Starting next year, states will be able to take part in a sweeping expansion of the health care program Medicaid, and the federal government will pick up most of the cost. But it's still not clear if that expansion will take place in Kansas, where the state's Medicaid program is known as KanCare.
As Lawmakers and Gov. Sam Brownback consider the expansion, some Kansans are trying to make their voices heard.
Wichita and Sedgwick County election results are in; Anti-abortion legislation passes in Senate; Drug testing bill ready for Gov's signature; Ogallala Aquifer group to meet; Prison art on display at Statehouse.
Close Races For Wichita City Council, School Board
Wichita and Sedgwick county elections were held Tuesday. Wichita saw close races in for both City Council and School Board.
The agency that was formed by the 2012 Kansas legislature to replace the Kansas Arts Commission is holding a series of public input meetings.
The Kansas Creative Arts Industries Commission (CAIC) seeks public input to guide future activities and to help draft a strategic plan for FY 2014 that starts July 1.
The CIAC was awarded $700,000 for operations and grants in fiscal year 2013. It was the first time that state funding was available for Kansas arts agencies since Gov. Sam Brownback fired the staff of the Kansas Arts Commission and vetoed arts funding in 2011.
The city of Wichita has scheduled six public meetings to get input from residents on how to respond to prolonged drought conditions. Officials want to gather information about how people are being affected by the drought and to generate ideas for extending the water supply.
“We’re looking for water utility customers, both residential and business, to weigh in on the issue,” said Ben Nelson, strategic services manager for Wichita's Public Works and Utilities.
State health officials are working to quiet concerns that a bill would allow for the quarantine of people with HIV.

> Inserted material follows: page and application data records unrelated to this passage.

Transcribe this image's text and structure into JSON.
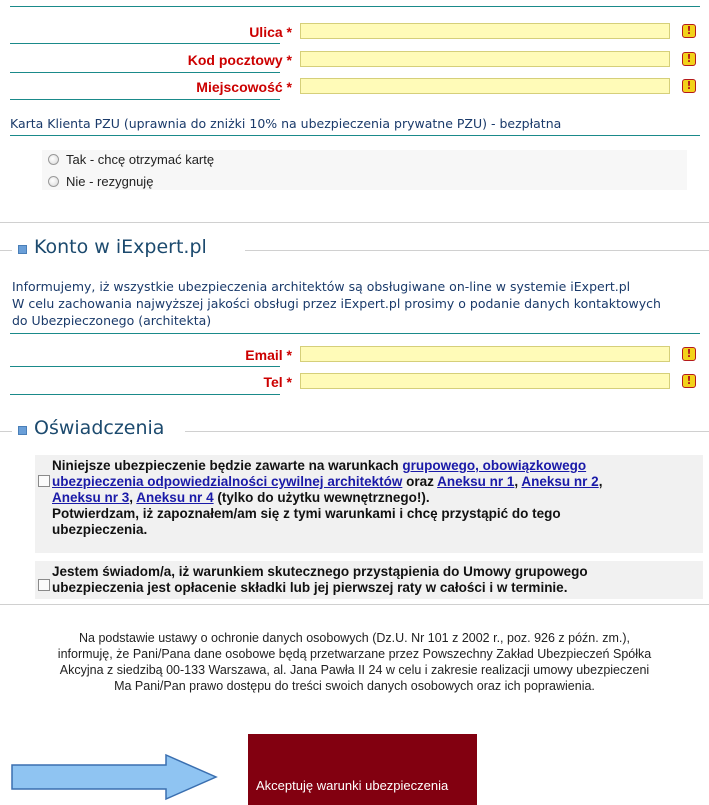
{
  "address": {
    "fields": [
      {
        "label": "Ulica",
        "required": "*",
        "warning": "!"
      },
      {
        "label": "Kod pocztowy",
        "required": "*",
        "warning": "!"
      },
      {
        "label": "Miejscowość",
        "required": "*",
        "warning": "!"
      }
    ]
  },
  "card": {
    "title": "Karta Klienta PZU (uprawnia do zniżki 10% na ubezpieczenia prywatne PZU) - bezpłatna",
    "options": [
      "Tak - chcę otrzymać kartę",
      "Nie - rezygnuję"
    ]
  },
  "account": {
    "title": "Konto w iExpert.pl",
    "info_lines": [
      "Informujemy, iż wszystkie ubezpieczenia architektów są obsługiwane on-line w systemie iExpert.pl",
      "W celu zachowania najwyższej jakości obsługi przez iExpert.pl prosimy o podanie danych kontaktowych",
      "do Ubezpieczonego (architekta)"
    ],
    "fields": [
      {
        "label": "Email",
        "required": "*",
        "warning": "!"
      },
      {
        "label": "Tel",
        "required": "*",
        "warning": "!"
      }
    ]
  },
  "declarations": {
    "title": "Oświadczenia",
    "first": {
      "t1": "Niniejsze ubezpieczenie będzie zawarte na warunkach ",
      "link1a": "grupowego, obowiązkowego",
      "link1b": "ubezpieczenia odpowiedzialności cywilnej architektów",
      "t2": " oraz ",
      "link2": "Aneksu nr 1",
      "t3": ", ",
      "link3": "Aneksu nr 2",
      "t4": ",",
      "link4": "Aneksu nr 3",
      "t5": ", ",
      "link5": "Aneksu nr 4",
      "t6": " (tylko do użytku wewnętrznego!).",
      "line4": "Potwierdzam, iż zapoznałem/am się z tymi warunkami i chcę przystąpić do tego",
      "line5": "ubezpieczenia."
    },
    "second": {
      "line1": "Jestem świadom/a, iż warunkiem skutecznego przystąpienia do Umowy grupowego",
      "line2": "ubezpieczenia jest opłacenie składki lub jej pierwszej raty w całości i w terminie."
    }
  },
  "legal": {
    "lines": [
      "Na podstawie ustawy o ochronie danych osobowych (Dz.U. Nr 101 z 2002 r., poz. 926 z późn. zm.),",
      "informuję, że Pani/Pana dane osobowe będą przetwarzane przez Powszechny Zakład Ubezpieczeń Spółka",
      "Akcyjna z siedzibą 00-133 Warszawa, al. Jana Pawła II 24 w celu i zakresie realizacji umowy ubezpieczeni",
      "Ma Pani/Pan prawo dostępu do treści swoich danych osobowych oraz ich poprawienia."
    ]
  },
  "accept_button": "Akceptuję warunki ubezpieczenia",
  "colors": {
    "accent_red": "#cc0000",
    "button": "#820010",
    "field": "#fffbb8",
    "arrow": "#8fc4f2"
  }
}
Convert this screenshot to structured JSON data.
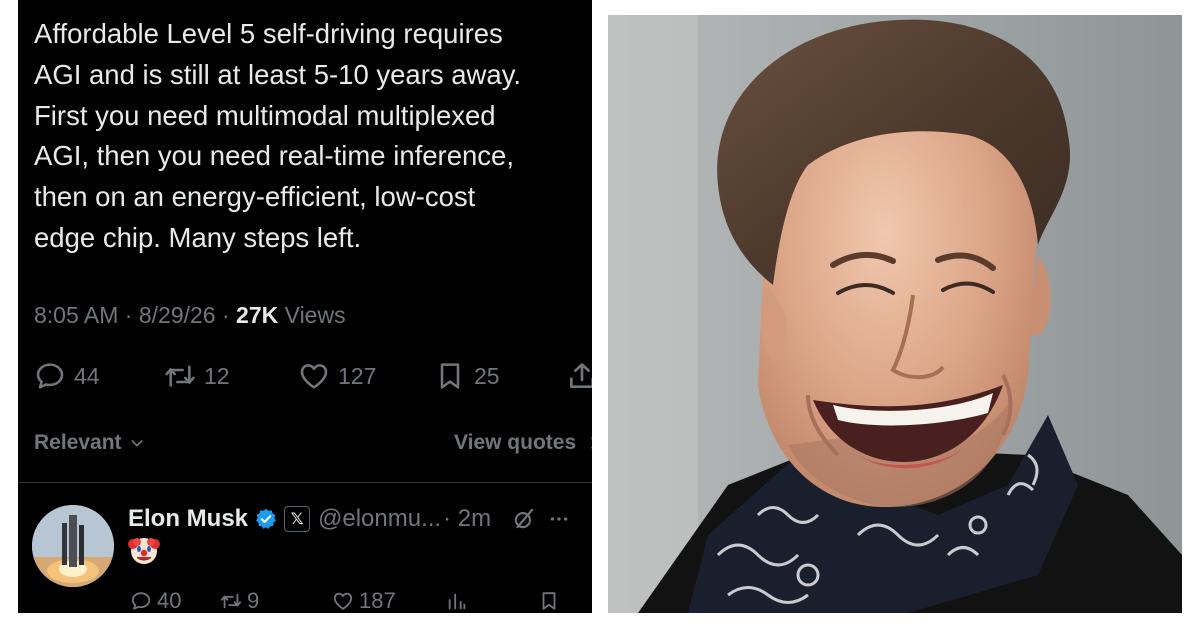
{
  "tweet": {
    "text": "Affordable Level 5 self-driving requires\nAGI and is still at least 5-10 years away.\nFirst you need multimodal multiplexed\nAGI, then you need real-time inference,\nthen on an energy-efficient, low-cost\nedge chip. Many steps left.",
    "time": "8:05 AM",
    "date": "8/29/26",
    "views_count": "27K",
    "views_label": "Views",
    "stats": {
      "replies": "44",
      "reposts": "12",
      "likes": "127",
      "bookmarks": "25"
    }
  },
  "replies_section": {
    "sort_label": "Relevant",
    "quotes_label": "View quotes"
  },
  "reply": {
    "name": "Elon Musk",
    "badge": "𝕏",
    "handle": "@elonmu...",
    "time": "· 2m",
    "stats": {
      "replies": "40",
      "reposts": "9",
      "likes": "187"
    }
  },
  "colors": {
    "background": "#000000",
    "text": "#e7e9ea",
    "muted": "#71767b",
    "verified": "#1d9bf0",
    "divider": "#2f3336"
  },
  "icons": [
    "reply-icon",
    "repost-icon",
    "like-icon",
    "bookmark-icon",
    "share-icon",
    "chevron-down-icon",
    "chevron-right-icon",
    "verified-icon",
    "grok-icon",
    "more-icon",
    "clown-emoji-icon"
  ]
}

The bill is aimed at protecting emergency responders, making it easier to test an accident victim's blood to test for HIV or other infectious diseases. But, some were concerned that the bill removed long standing protections for persons with HIV/AIDS, and might open the door for them to be quarantined.